Items listed in a dataset
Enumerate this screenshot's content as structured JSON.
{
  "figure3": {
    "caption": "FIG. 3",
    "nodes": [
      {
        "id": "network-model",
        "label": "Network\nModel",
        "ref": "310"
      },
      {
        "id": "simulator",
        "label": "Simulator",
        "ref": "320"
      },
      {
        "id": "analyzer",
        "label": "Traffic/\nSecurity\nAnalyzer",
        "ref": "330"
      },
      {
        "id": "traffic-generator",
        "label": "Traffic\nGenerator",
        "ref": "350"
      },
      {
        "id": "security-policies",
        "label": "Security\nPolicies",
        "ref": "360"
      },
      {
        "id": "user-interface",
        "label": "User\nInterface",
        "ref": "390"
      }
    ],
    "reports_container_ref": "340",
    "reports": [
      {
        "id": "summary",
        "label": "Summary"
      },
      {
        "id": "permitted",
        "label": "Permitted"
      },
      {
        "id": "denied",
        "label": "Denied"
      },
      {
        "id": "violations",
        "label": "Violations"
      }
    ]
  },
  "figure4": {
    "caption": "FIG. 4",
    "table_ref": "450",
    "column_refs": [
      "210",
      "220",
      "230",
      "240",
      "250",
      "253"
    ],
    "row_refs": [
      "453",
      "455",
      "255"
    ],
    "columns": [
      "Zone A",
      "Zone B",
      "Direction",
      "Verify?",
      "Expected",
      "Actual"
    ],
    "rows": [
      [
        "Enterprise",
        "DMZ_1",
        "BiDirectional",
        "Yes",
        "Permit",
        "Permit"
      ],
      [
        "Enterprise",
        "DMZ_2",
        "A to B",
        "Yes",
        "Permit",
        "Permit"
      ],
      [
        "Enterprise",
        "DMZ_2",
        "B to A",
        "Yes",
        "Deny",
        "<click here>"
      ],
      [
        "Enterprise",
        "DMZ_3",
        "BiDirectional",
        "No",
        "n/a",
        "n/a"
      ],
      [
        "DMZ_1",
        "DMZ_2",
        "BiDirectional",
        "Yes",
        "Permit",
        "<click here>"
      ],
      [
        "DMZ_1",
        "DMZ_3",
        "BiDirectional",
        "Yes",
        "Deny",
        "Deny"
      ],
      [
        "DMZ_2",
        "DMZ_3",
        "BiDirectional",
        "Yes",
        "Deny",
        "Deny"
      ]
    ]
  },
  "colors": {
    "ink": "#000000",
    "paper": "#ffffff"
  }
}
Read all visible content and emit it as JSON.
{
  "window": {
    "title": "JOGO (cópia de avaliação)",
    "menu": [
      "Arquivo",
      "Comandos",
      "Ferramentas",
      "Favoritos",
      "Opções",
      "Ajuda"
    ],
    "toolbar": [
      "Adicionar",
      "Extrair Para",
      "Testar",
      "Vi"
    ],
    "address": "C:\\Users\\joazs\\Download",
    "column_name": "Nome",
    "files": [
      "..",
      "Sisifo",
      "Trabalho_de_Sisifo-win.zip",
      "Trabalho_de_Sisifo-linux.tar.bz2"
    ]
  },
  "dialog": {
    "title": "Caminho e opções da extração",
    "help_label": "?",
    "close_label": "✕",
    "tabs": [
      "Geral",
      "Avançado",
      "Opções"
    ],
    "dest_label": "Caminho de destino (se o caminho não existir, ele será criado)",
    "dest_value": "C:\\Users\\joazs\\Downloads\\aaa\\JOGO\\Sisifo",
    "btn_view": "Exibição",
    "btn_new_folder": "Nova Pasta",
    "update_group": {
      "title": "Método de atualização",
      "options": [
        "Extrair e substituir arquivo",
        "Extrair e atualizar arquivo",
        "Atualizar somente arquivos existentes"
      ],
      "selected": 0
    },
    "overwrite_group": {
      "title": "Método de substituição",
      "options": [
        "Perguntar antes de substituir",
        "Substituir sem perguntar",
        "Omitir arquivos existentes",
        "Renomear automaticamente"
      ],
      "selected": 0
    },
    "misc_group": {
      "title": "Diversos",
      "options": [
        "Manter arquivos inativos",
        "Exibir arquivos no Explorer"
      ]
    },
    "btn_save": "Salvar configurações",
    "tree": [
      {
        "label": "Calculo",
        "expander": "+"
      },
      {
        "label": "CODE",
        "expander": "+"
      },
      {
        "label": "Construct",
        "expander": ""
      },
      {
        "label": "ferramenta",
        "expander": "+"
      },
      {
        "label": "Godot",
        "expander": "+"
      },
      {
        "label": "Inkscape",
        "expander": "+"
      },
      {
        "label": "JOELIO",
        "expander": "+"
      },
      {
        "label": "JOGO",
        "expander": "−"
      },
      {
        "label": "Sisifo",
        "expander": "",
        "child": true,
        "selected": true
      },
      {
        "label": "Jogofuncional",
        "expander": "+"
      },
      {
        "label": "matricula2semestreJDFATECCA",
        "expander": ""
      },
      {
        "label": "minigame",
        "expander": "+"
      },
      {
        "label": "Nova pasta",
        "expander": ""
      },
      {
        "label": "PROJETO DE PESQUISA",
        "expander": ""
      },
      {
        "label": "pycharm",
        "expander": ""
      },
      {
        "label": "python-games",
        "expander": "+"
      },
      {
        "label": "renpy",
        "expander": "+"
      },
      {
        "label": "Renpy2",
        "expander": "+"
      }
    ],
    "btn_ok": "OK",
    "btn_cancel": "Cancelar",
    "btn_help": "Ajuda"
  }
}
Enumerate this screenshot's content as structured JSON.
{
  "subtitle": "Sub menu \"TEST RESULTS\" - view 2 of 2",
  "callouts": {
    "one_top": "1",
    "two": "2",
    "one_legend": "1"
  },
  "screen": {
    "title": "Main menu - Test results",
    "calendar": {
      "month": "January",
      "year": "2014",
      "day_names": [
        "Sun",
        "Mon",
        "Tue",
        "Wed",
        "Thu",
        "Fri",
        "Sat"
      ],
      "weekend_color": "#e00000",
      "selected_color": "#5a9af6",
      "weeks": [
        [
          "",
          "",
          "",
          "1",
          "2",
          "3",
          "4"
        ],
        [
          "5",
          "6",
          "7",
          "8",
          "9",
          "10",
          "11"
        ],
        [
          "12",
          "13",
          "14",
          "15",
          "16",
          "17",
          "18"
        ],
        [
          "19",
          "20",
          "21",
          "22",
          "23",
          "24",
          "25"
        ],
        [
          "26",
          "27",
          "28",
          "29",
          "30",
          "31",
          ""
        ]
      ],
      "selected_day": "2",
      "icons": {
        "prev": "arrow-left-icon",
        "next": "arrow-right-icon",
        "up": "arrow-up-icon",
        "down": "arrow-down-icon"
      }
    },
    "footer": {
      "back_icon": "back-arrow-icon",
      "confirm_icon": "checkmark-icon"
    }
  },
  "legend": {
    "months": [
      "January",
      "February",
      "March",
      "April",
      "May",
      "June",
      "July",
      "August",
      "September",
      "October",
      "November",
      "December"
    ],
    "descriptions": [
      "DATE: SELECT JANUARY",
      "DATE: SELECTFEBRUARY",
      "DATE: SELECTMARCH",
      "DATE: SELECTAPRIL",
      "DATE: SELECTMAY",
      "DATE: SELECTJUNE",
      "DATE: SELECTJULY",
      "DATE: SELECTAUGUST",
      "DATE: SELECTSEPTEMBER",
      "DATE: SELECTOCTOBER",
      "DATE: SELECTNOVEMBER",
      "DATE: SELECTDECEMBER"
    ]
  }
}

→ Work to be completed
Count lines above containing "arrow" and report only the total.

→ The answer
5